Stored items -
---*---

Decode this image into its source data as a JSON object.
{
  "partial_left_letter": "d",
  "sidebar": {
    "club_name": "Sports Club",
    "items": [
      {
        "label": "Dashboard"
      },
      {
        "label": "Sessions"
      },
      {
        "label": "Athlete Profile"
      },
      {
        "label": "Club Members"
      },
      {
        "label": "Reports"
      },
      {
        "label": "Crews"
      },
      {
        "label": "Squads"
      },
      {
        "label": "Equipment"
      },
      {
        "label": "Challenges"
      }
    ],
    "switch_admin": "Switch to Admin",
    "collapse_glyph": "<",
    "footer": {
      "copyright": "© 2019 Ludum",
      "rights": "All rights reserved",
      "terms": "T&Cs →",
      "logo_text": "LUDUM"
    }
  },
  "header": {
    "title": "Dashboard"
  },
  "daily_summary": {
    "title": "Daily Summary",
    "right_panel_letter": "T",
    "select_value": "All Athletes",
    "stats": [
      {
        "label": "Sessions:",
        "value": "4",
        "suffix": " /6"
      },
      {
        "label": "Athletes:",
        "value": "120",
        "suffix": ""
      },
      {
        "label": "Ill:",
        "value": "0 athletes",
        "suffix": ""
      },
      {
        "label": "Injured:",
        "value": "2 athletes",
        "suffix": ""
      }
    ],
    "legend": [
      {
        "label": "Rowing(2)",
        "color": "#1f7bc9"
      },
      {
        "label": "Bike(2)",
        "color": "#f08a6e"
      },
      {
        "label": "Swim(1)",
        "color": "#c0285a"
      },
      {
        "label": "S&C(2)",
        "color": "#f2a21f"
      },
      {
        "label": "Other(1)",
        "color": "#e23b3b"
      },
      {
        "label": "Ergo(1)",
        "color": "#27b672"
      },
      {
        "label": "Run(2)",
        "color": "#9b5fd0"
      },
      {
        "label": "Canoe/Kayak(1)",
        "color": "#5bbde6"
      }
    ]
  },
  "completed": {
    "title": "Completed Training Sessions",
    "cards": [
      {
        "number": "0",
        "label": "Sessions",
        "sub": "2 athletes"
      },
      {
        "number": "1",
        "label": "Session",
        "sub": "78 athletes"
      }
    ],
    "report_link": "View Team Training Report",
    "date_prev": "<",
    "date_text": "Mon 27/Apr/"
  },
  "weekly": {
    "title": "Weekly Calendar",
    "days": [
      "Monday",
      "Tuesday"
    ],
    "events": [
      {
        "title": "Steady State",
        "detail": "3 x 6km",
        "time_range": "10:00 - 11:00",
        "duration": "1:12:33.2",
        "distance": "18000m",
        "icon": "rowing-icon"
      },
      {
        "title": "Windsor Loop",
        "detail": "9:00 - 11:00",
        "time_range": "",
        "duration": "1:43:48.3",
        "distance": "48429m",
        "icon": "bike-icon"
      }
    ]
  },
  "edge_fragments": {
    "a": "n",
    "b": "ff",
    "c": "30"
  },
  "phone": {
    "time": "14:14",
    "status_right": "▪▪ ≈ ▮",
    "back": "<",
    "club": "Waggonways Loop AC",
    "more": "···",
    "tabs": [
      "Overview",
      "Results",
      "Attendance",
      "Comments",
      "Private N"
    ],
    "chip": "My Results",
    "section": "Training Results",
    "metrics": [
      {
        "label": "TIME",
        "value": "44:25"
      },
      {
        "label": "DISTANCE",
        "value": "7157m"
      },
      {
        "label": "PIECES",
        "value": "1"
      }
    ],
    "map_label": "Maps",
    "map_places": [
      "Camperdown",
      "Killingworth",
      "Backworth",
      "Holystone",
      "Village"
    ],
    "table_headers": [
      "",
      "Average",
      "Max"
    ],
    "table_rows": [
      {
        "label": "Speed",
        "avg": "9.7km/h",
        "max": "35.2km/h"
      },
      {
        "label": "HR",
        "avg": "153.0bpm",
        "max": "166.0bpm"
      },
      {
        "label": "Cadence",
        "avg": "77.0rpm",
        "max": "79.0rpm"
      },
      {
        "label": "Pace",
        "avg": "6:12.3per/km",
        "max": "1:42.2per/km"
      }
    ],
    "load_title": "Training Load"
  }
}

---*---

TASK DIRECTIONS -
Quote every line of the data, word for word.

RESPONSE FOR THIS EXERCISE -
Decode this image into its source data as a JSON object.
{
  "partial_left_letter": "d",
  "sidebar": {
    "club_name": "Sports Club",
    "items": [
      {
        "label": "Dashboard"
      },
      {
        "label": "Sessions"
      },
      {
        "label": "Athlete Profile"
      },
      {
        "label": "Club Members"
      },
      {
        "label": "Reports"
      },
      {
        "label": "Crews"
      },
      {
        "label": "Squads"
      },
      {
        "label": "Equipment"
      },
      {
        "label": "Challenges"
      }
    ],
    "switch_admin": "Switch to Admin",
    "collapse_glyph": "<",
    "footer": {
      "copyright": "© 2019 Ludum",
      "rights": "All rights reserved",
      "terms": "T&Cs →",
      "logo_text": "LUDUM"
    }
  },
  "header": {
    "title": "Dashboard"
  },
  "daily_summary": {
    "title": "Daily Summary",
    "right_panel_letter": "T",
    "select_value": "All Athletes",
    "stats": [
      {
        "label": "Sessions:",
        "value": "4",
        "suffix": " /6"
      },
      {
        "label": "Athletes:",
        "value": "120",
        "suffix": ""
      },
      {
        "label": "Ill:",
        "value": "0 athletes",
        "suffix": ""
      },
      {
        "label": "Injured:",
        "value": "2 athletes",
        "suffix": ""
      }
    ],
    "legend": [
      {
        "label": "Rowing(2)",
        "color": "#1f7bc9"
      },
      {
        "label": "Bike(2)",
        "color": "#f08a6e"
      },
      {
        "label": "Swim(1)",
        "color": "#c0285a"
      },
      {
        "label": "S&C(2)",
        "color": "#f2a21f"
      },
      {
        "label": "Other(1)",
        "color": "#e23b3b"
      },
      {
        "label": "Ergo(1)",
        "color": "#27b672"
      },
      {
        "label": "Run(2)",
        "color": "#9b5fd0"
      },
      {
        "label": "Canoe/Kayak(1)",
        "color": "#5bbde6"
      }
    ]
  },
  "completed": {
    "title": "Completed Training Sessions",
    "cards": [
      {
        "number": "0",
        "label": "Sessions",
        "sub": "2 athletes"
      },
      {
        "number": "1",
        "label": "Session",
        "sub": "78 athletes"
      }
    ],
    "report_link": "View Team Training Report",
    "date_prev": "<",
    "date_text": "Mon 27/Apr/"
  },
  "weekly": {
    "title": "Weekly Calendar",
    "days": [
      "Monday",
      "Tuesday"
    ],
    "events": [
      {
        "title": "Steady State",
        "detail": "3 x 6km",
        "time_range": "10:00 - 11:00",
        "duration": "1:12:33.2",
        "distance": "18000m",
        "icon": "rowing-icon"
      },
      {
        "title": "Windsor Loop",
        "detail": "9:00 - 11:00",
        "time_range": "",
        "duration": "1:43:48.3",
        "distance": "48429m",
        "icon": "bike-icon"
      }
    ]
  },
  "edge_fragments": {
    "a": "n",
    "b": "ff",
    "c": "30"
  },
  "phone": {
    "time": "14:14",
    "status_right": "▪▪ ≈ ▮",
    "back": "<",
    "club": "Waggonways Loop AC",
    "more": "···",
    "tabs": [
      "Overview",
      "Results",
      "Attendance",
      "Comments",
      "Private N"
    ],
    "chip": "My Results",
    "section": "Training Results",
    "metrics": [
      {
        "label": "TIME",
        "value": "44:25"
      },
      {
        "label": "DISTANCE",
        "value": "7157m"
      },
      {
        "label": "PIECES",
        "value": "1"
      }
    ],
    "map_label": "Maps",
    "map_places": [
      "Camperdown",
      "Killingworth",
      "Backworth",
      "Holystone",
      "Village"
    ],
    "table_headers": [
      "",
      "Average",
      "Max"
    ],
    "table_rows": [
      {
        "label": "Speed",
        "avg": "9.7km/h",
        "max": "35.2km/h"
      },
      {
        "label": "HR",
        "avg": "153.0bpm",
        "max": "166.0bpm"
      },
      {
        "label": "Cadence",
        "avg": "77.0rpm",
        "max": "79.0rpm"
      },
      {
        "label": "Pace",
        "avg": "6:12.3per/km",
        "max": "1:42.2per/km"
      }
    ],
    "load_title": "Training Load"
  }
}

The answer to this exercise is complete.